WORK TO BE COMPLETED — Retype the listing exactly, minus its pictures.

DATA FOR ANALYSIS —
==================================================
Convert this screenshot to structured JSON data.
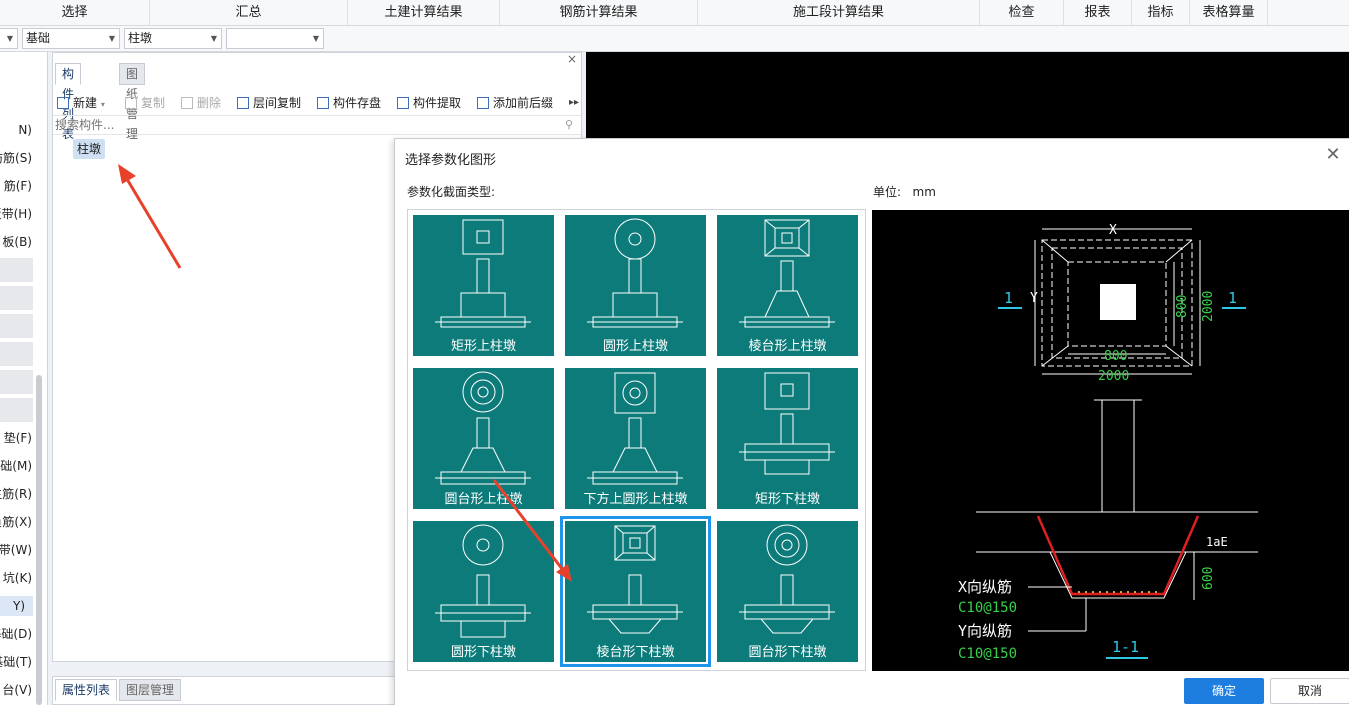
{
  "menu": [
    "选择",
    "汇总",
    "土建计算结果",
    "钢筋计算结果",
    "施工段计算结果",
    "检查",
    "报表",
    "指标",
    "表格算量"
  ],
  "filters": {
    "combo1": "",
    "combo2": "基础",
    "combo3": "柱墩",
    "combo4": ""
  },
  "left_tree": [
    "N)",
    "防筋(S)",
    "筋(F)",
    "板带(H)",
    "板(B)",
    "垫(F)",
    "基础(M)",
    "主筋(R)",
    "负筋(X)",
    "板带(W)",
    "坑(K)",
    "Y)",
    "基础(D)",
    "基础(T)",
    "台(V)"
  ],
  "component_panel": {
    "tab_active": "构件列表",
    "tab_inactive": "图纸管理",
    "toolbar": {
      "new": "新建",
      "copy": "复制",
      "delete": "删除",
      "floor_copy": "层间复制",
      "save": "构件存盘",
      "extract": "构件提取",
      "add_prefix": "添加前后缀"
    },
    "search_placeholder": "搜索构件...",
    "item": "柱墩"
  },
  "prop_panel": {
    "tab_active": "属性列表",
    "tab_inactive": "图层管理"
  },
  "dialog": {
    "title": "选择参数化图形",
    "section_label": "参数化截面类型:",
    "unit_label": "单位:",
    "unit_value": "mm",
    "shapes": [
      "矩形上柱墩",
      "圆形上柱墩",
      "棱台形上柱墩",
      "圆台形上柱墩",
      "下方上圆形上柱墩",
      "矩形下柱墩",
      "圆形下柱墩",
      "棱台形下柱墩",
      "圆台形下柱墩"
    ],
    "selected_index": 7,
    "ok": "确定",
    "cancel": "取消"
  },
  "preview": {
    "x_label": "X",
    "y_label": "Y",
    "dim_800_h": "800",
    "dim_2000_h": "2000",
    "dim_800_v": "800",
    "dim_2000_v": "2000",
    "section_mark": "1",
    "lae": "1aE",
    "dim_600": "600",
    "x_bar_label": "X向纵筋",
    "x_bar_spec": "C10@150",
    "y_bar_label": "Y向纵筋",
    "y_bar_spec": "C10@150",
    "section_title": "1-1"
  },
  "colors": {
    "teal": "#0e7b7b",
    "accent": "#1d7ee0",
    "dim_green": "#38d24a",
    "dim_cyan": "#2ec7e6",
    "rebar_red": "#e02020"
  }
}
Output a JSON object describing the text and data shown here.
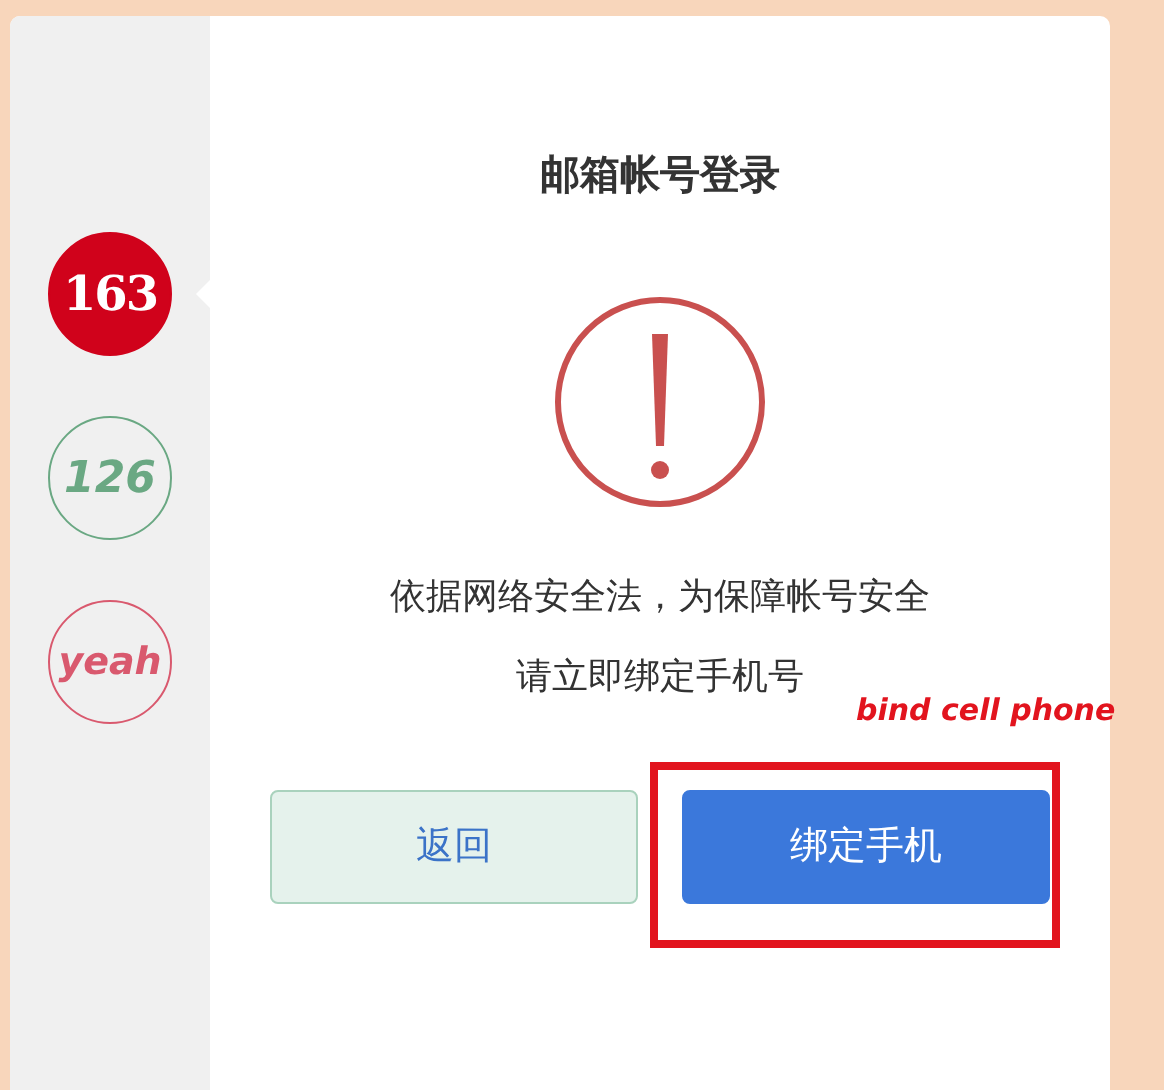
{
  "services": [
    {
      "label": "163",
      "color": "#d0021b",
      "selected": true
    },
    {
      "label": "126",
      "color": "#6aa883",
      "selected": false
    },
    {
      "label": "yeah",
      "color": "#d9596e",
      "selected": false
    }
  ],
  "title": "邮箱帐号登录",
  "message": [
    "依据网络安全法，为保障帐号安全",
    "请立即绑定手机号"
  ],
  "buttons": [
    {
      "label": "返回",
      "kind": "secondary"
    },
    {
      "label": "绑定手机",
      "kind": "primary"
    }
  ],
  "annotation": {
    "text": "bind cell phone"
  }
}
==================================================
WORKED SOLUTION —
Convert this screenshot to structured JSON data.
{
  "menu": [
    "选择",
    "汇总",
    "土建计算结果",
    "钢筋计算结果",
    "施工段计算结果",
    "检查",
    "报表",
    "指标",
    "表格算量"
  ],
  "filters": {
    "combo1": "",
    "combo2": "基础",
    "combo3": "柱墩",
    "combo4": ""
  },
  "left_tree": [
    "N)",
    "防筋(S)",
    "筋(F)",
    "板带(H)",
    "板(B)",
    "垫(F)",
    "基础(M)",
    "主筋(R)",
    "负筋(X)",
    "板带(W)",
    "坑(K)",
    "Y)",
    "基础(D)",
    "基础(T)",
    "台(V)"
  ],
  "component_panel": {
    "tab_active": "构件列表",
    "tab_inactive": "图纸管理",
    "toolbar": {
      "new": "新建",
      "copy": "复制",
      "delete": "删除",
      "floor_copy": "层间复制",
      "save": "构件存盘",
      "extract": "构件提取",
      "add_prefix": "添加前后缀"
    },
    "search_placeholder": "搜索构件...",
    "item": "柱墩"
  },
  "prop_panel": {
    "tab_active": "属性列表",
    "tab_inactive": "图层管理"
  },
  "dialog": {
    "title": "选择参数化图形",
    "section_label": "参数化截面类型:",
    "unit_label": "单位:",
    "unit_value": "mm",
    "shapes": [
      "矩形上柱墩",
      "圆形上柱墩",
      "棱台形上柱墩",
      "圆台形上柱墩",
      "下方上圆形上柱墩",
      "矩形下柱墩",
      "圆形下柱墩",
      "棱台形下柱墩",
      "圆台形下柱墩"
    ],
    "selected_index": 7,
    "ok": "确定",
    "cancel": "取消"
  },
  "preview": {
    "x_label": "X",
    "y_label": "Y",
    "dim_800_h": "800",
    "dim_2000_h": "2000",
    "dim_800_v": "800",
    "dim_2000_v": "2000",
    "section_mark": "1",
    "lae": "1aE",
    "dim_600": "600",
    "x_bar_label": "X向纵筋",
    "x_bar_spec": "C10@150",
    "y_bar_label": "Y向纵筋",
    "y_bar_spec": "C10@150",
    "section_title": "1-1"
  },
  "colors": {
    "teal": "#0e7b7b",
    "accent": "#1d7ee0",
    "dim_green": "#38d24a",
    "dim_cyan": "#2ec7e6",
    "rebar_red": "#e02020"
  }
}
Output a JSON object describing the text and data shown here.
{
  "services": [
    {
      "label": "163",
      "color": "#d0021b",
      "selected": true
    },
    {
      "label": "126",
      "color": "#6aa883",
      "selected": false
    },
    {
      "label": "yeah",
      "color": "#d9596e",
      "selected": false
    }
  ],
  "title": "邮箱帐号登录",
  "message": [
    "依据网络安全法，为保障帐号安全",
    "请立即绑定手机号"
  ],
  "buttons": [
    {
      "label": "返回",
      "kind": "secondary"
    },
    {
      "label": "绑定手机",
      "kind": "primary"
    }
  ],
  "annotation": {
    "text": "bind cell phone"
  }
}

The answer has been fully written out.